When life gets trying, or when the weather is simply awful, it’s always good to have a comfortable book to fall back on. If it introduces characters that later reappear in favourite books and is set in a long hot summer, even better. As you may have realised by now, I collect and love Angela Thirkell novels, and August Folly is one I have recently reread.
This is a pre war novel from Thirkell that was happily reprinted by Virago in 2014, making it easily available for a twenty first century reader. It forms an early instalment of the Barsetshire Chronicles, Thirkell’s sort of series of books describing the lives and loves of several families and institutions in the fictional county which takes in a large chunk of the mid twentieth century. In this volume attention is given to the Tebben family, with a rare insight (for Thirkell) into the married life of a successful female academic. Sadly, she is portrayed as over managing and fussy, but this book also includes a portrait of Betty, about to go to Oxford and keen to discover all she can about her chosen subject, saving the day at a later point. Richard is a recent graduate, lacking in self-confidence, who discovers the divine Mrs Rachel Dean, mother to many children. He falls hopelessly in love, writing poems and hoping for the merest glimpse of his heroine. There is youth, romance and adventures of a donkey, a cat and a bull, all against the background of a play being put on in a barn.
This is not the strongest in the series of novels, but an enjoyable self-contained tale of country life which progresses predictably to its peaceful ending. There are no great character studies, no great crisis, and yet it rolls along so well, so amusingly that it is a pleasure to read. The characters are funny and well developed, each capable of being frustrating and interesting, more than one dimensional with even the most apparently confident having moments of self-doubt. Even the great drama of the life saving is really far more instinctive and funny than it is later reported.

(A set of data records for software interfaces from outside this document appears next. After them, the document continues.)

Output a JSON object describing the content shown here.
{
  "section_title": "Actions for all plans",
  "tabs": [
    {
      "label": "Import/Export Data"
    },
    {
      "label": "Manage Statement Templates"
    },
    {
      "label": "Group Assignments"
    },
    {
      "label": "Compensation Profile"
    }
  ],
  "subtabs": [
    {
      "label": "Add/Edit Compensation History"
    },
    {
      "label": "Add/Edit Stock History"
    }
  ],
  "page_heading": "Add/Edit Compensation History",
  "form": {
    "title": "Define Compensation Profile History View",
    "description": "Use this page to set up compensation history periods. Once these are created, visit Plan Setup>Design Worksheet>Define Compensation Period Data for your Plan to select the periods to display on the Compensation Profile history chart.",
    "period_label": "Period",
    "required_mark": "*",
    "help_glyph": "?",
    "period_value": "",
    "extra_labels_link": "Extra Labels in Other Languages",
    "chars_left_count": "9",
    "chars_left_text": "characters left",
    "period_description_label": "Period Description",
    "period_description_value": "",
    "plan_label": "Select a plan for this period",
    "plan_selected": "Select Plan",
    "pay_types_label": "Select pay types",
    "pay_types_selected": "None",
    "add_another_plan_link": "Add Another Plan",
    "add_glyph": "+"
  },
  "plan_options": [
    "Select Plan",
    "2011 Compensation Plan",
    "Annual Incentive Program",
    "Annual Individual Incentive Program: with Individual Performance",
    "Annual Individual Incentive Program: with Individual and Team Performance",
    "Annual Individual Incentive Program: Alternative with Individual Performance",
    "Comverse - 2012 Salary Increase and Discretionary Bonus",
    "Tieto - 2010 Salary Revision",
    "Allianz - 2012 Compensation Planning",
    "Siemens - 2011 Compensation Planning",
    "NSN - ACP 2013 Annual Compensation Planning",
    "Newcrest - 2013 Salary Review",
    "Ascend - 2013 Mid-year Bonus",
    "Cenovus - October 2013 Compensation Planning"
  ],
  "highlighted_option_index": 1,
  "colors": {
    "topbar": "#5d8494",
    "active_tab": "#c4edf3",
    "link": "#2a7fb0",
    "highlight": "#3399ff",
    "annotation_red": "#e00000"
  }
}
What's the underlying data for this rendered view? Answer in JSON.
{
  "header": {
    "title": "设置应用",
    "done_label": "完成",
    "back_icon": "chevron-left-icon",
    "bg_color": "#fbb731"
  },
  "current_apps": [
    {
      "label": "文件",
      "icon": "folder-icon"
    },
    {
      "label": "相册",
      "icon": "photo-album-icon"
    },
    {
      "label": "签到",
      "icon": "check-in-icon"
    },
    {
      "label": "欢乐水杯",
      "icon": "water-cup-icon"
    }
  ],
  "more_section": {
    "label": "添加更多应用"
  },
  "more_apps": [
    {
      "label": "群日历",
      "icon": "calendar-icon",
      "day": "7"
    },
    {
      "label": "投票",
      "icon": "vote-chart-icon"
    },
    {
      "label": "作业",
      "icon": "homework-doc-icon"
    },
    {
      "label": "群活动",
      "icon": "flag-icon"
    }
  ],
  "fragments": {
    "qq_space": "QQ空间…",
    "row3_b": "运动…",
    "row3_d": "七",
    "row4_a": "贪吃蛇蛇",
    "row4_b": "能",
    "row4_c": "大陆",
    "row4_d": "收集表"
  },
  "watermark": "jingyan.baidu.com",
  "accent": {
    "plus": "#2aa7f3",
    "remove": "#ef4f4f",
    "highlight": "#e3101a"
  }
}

This is not the sharpest, strongest novel in the series, but it equally does not include the snobbery and other negative elements of some of the later books. I enjoyed this gentle, unchallenging tale and found it a great comfort read of insight and fun set in a peaceful summer. It is not a substantial read, but a reassuringly paced novel of characters enjoying romance, food and amateur dramatics.